    A longtime supporter of hydropower, Senator Murkowski introduced the Hydropower Improvement Act on March 17, 2011. The legislation would spur development of hydropower by increasing support for research and development; calling for better coordination on regulation and permitting processes; and establishing a grant program for hydropower projects. The bill has nine original cosponsors, including Energy and Natural Resources Committee Chairman Jeff Bingaman (D-NM) and Washington Senator Maria Cantwell (D) – a rare show of bipartisanship that Senator Murkowski called “impressive.”

    “I consider hydropower to be our hardest working renewable resource – and one that often gets overlooked in the clean energy debate,” the Senator said, noting that the Energy Committee should pass legislation that encourages “cheaper energy, cleaner energy, and more secure energy.”

    NHA Executive Director Linda Church Ciocci applauded the Senator’s leadership on energy issues and hydropower development.

    “With support from leaders like Senator Murkowski, the hydropower industry is ready to work even harder to provide Americans with the clean, low-cost, renewable energy they need,” Ciocci said. “Hydropower already plays a vital role in the U.S. energy mix. With the right policies in place, the industry can expand that role; studies have shown capacity could grow by 60,000 MW by 2025.”

    This morning’s presentation also featured the release of a new Oak Ridge National Laboratory analysis of potential hydropower additions to America’s existing non-powered dam infrastructure.
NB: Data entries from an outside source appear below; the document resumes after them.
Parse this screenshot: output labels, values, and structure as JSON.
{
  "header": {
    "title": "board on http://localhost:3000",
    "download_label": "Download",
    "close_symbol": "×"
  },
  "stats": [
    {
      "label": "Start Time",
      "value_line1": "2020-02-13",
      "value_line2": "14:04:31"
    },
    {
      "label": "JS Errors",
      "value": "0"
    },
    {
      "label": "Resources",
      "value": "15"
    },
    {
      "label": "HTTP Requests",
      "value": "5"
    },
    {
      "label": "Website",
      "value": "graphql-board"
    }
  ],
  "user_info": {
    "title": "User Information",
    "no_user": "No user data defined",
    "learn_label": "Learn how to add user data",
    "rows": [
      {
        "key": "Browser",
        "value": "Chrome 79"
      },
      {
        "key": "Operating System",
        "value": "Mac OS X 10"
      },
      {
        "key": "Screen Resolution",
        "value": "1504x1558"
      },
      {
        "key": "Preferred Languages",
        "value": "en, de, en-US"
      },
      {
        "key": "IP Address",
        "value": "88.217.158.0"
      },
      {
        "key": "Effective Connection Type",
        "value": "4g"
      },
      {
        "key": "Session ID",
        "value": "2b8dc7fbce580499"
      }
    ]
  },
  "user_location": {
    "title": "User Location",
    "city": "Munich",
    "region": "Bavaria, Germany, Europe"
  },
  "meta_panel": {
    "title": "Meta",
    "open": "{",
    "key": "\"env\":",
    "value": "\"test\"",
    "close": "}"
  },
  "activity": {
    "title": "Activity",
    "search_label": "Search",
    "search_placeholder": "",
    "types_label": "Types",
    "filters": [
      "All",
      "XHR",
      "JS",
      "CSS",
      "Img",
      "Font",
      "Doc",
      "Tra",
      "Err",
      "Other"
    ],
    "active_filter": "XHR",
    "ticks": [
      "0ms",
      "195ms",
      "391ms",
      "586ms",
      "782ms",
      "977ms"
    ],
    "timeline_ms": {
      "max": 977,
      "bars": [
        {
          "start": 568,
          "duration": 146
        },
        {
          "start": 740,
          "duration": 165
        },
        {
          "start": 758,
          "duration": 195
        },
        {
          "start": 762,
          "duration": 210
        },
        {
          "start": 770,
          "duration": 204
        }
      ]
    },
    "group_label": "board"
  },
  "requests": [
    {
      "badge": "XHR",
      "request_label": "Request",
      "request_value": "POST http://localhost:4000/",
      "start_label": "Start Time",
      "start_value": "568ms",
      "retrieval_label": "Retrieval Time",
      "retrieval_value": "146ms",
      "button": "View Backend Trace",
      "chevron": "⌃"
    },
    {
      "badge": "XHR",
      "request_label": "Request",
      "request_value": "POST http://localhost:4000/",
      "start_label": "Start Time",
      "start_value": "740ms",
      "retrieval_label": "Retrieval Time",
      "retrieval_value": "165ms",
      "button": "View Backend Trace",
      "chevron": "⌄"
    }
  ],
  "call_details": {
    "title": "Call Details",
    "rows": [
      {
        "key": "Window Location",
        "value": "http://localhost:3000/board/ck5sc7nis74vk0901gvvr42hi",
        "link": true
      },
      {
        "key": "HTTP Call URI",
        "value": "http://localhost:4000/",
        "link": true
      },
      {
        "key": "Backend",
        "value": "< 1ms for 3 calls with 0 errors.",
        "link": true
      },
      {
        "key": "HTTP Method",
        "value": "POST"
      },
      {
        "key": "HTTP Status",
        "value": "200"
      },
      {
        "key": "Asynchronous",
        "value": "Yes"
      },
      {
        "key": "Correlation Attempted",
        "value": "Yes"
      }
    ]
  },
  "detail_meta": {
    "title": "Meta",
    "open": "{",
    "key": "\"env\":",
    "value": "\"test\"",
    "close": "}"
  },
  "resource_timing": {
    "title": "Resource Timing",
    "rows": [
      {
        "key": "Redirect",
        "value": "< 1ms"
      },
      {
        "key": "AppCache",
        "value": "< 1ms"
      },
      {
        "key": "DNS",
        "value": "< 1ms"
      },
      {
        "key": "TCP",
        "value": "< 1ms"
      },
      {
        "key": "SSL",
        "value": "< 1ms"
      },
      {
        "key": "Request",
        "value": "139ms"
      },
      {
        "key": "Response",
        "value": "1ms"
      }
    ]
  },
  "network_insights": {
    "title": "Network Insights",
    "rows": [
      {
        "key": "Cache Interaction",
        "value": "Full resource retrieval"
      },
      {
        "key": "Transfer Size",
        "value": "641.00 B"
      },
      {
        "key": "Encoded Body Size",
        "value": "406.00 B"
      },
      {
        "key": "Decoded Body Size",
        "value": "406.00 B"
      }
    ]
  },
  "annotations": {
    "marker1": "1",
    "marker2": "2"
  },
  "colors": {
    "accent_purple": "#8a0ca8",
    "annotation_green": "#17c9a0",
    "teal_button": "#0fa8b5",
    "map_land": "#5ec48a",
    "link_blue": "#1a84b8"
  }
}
The study found that 12.6 GW of power can be added to existing dams, with a concentration of potential projects in the South, Midwest and Rust Belt. The National Hydropower Association estimates that this new capacity could power 12.6 million homes.

    Brennan Smith, water resources engineer with the Environmental Sciences Division of Oak Ridge National Laboratory and one of the authors of the report, noted that Oak Ridge’s analysis, which looked at multiple federal resource assessments, found that non-powered dam potential exists in areas where other renewable energy sources, like wind and solar, are less available.

    “The concentration of potential hydropower at just 100 existing dams is huge,” said Smith. “Those facilities, which are concentrated in areas of the country not usually associated with hydropower, can provide 8 GW of clean, reliable hydropower.”

    The ORNL report also found that many of these dams can be converted to power-generating facilities without impacting critical habitats, parks or wilderness areas. NHA estimates that converting these structures to electricity-generating facilities could create hundreds of thousands of jobs.

    “The Oak Ridge National Laboratory study clearly shows that there is huge potential to expand hydropower in areas of the country that may not think of themselves as having renewable energy resources,” said Ciocci. “Developing these assets as soon as possible will create jobs and provide low-cost, reliable and clean power where it is needed most. The Hydropower Improvement Act, along with other essential policy reforms, can help make that a reality.”

    For more information about NHA’s annual conference, being held April 4-6, 2011 at the Capitol Hilton in Washington, D.C., please visit www.nationalhydroconference.com/index.html.

    For more information on NHA and to download the ORNL study, please visit www.hydro.org.

      Sursa: renewableenergyworld.com